The new point system introduced by NASCAR this season in the Sprint Cup Series has been tough to figure out, especially when it came to trying to figure out just how many points that it took before a lead was considered safe. Sunday’s race at Pocono finally gave us something to go by, as the points chase is now considerably closer after Carl Edwards limped home in 37th place.
Edwards entered Sunday’s race with a 40-point cushion over second-place driver Jimmie Johnson, but after just being able to finish only 59 laps he saw his once comfortable lead shrink to just six points as Johnson finished fourth in his Chevrolet. Every driver in the top five picked up points as 60 points separated first from fifth going into the race. When the checkered flag waved the deficit had been cut down to 25 points.
Edwards’ trouble shows that what was once thought to be a safe lead is no longer safe with the new point system. Only the top 10 in the points will automatically move into the Chase after the first 26 races of the season. The Chase field will still be made up of 12 drivers, but the last two spots are reserved for drivers outside of the top-10 but still inside the top-20 with the most wins.
The magic number of wins a driver needs to make the Chase is yet to be determined as there are still 12 races remaining before the field is set to race for this year’s title. Jeff Gordon is the only driver at this time that may have a Chase slot secured. His win at Pocono on Sunday was the second of the season and he now sits in 11th place in the points.
Brad Keselowski and Ragan Smith have both visited victory lane this season, but neither of the drivers is presently in the top 20. Keselowski sits in the 22nd place in the points, 13 points out of the 20th position while Smith is in 27th, 47 points out of 20th. Unless both drivers can crack the top 20 before the final race leading to the Chase at Richmond in September, their wins will not count toward making the field.
If no driver has any wins outside of the top 10 but still inside the top 20 after the Richmond race, those final two spots will go to the drivers in the 11th and 12th position in points. What makes all of this the more interesting is that Gordon is now only six points away from cracking the top 10.
There is still plenty of racing to go before the Chase is set, but if Gordon is able to race his way into the Chase by finishing in the top 10, that would mean that a driver finishing outside the top 10 but inside the top 20 may only need to win one race to secure his spot in the Chase. The drivers in that position are no strangers to victory lane and it includes Greg Biffle, Denny Hamlin, Juan Pablo Montoya, Mark Martin and Kasey Kahne. These drivers are capable of winning any time a green flag waves. It’s a unique position that these drivers find themselves in and one that now puts much more of an emphasis on winning than those drivers that at the present time are safely inside the top 10.
It’s just another race inside the race each weekend.

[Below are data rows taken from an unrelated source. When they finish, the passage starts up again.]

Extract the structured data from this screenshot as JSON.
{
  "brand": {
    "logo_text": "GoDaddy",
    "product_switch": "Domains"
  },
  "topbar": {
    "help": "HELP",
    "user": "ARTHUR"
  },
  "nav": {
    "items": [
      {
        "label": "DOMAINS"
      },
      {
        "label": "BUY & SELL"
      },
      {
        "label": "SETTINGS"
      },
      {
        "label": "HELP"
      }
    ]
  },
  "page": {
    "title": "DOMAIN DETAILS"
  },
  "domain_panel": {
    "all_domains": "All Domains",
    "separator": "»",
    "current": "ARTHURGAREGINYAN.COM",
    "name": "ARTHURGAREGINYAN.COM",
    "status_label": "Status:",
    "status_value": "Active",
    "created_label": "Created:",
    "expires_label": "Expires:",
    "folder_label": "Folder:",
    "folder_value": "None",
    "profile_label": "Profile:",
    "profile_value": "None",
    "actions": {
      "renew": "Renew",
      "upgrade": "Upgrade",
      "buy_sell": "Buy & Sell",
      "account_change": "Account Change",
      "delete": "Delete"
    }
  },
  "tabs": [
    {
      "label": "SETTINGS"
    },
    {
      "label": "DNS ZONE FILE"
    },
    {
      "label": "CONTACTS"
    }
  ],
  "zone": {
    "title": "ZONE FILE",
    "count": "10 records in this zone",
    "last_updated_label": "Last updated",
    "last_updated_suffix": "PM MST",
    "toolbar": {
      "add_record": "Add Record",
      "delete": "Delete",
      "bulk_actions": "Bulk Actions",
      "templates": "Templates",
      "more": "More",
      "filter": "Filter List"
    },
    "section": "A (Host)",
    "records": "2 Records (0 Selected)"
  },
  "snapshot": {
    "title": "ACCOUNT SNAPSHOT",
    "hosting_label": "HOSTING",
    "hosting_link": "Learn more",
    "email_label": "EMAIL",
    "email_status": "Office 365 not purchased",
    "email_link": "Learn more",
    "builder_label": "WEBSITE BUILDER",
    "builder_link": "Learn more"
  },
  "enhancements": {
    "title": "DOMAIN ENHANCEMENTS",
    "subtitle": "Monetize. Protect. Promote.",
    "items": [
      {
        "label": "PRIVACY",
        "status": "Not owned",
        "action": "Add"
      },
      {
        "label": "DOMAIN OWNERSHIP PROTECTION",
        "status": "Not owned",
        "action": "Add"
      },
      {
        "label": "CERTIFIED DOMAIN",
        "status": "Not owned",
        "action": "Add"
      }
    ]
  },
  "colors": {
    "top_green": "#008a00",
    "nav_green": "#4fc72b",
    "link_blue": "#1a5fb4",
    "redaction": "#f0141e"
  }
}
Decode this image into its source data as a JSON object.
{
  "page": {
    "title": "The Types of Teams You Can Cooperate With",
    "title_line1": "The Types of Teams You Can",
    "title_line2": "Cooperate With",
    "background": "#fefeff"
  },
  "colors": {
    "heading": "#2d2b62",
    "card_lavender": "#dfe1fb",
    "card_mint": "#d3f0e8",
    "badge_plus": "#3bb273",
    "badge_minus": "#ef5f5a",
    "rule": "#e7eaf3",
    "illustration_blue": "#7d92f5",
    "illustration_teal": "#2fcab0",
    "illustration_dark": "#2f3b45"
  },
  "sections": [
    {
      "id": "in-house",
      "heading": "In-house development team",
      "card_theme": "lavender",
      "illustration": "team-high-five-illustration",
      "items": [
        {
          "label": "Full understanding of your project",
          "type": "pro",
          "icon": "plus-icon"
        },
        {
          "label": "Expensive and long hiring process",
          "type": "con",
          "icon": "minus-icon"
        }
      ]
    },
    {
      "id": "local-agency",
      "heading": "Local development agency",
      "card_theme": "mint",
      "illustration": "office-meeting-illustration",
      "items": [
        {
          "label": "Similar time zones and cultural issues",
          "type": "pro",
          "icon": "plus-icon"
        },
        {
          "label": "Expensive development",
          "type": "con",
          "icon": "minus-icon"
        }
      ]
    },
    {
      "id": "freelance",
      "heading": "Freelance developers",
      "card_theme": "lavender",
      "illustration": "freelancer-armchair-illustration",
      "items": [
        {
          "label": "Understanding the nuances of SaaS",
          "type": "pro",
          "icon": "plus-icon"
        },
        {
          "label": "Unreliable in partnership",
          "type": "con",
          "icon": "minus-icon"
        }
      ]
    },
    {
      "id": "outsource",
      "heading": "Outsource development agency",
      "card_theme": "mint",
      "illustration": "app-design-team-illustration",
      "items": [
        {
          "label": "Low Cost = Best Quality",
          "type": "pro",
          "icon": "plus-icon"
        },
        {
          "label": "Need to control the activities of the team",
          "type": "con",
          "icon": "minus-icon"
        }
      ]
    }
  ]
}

There will be those drivers competing to stay inside the top 10, drivers trying to notch a win, drivers trying to move into the top 20 with a win and the competition between those drivers trying to secure a spot in the top 35 that guarantees a spot in the starting field at each stop on the schedule.
This is no doubt about what NASCAR envisioned when the change in points was announced before the season. Usually at this point in the season the number of drivers still with a legitimate shot of making the chase has been cut down to around 15 at the most. That’s not the case now. The list of drivers still with a chance of getting the opportunity to run for the title includes over half of the starting field each week. That is competition and that is what this sport has always been about!
Race Preview Event: Heluva Good! Sour Cream Dips 400 Track: Michigan International Speedway (2-mile D-shaped oval, 18 degrees of banking) Date: June 19, 1 p.m. TV: TNT Radio: MRN Defending Champion: Denny Hamlin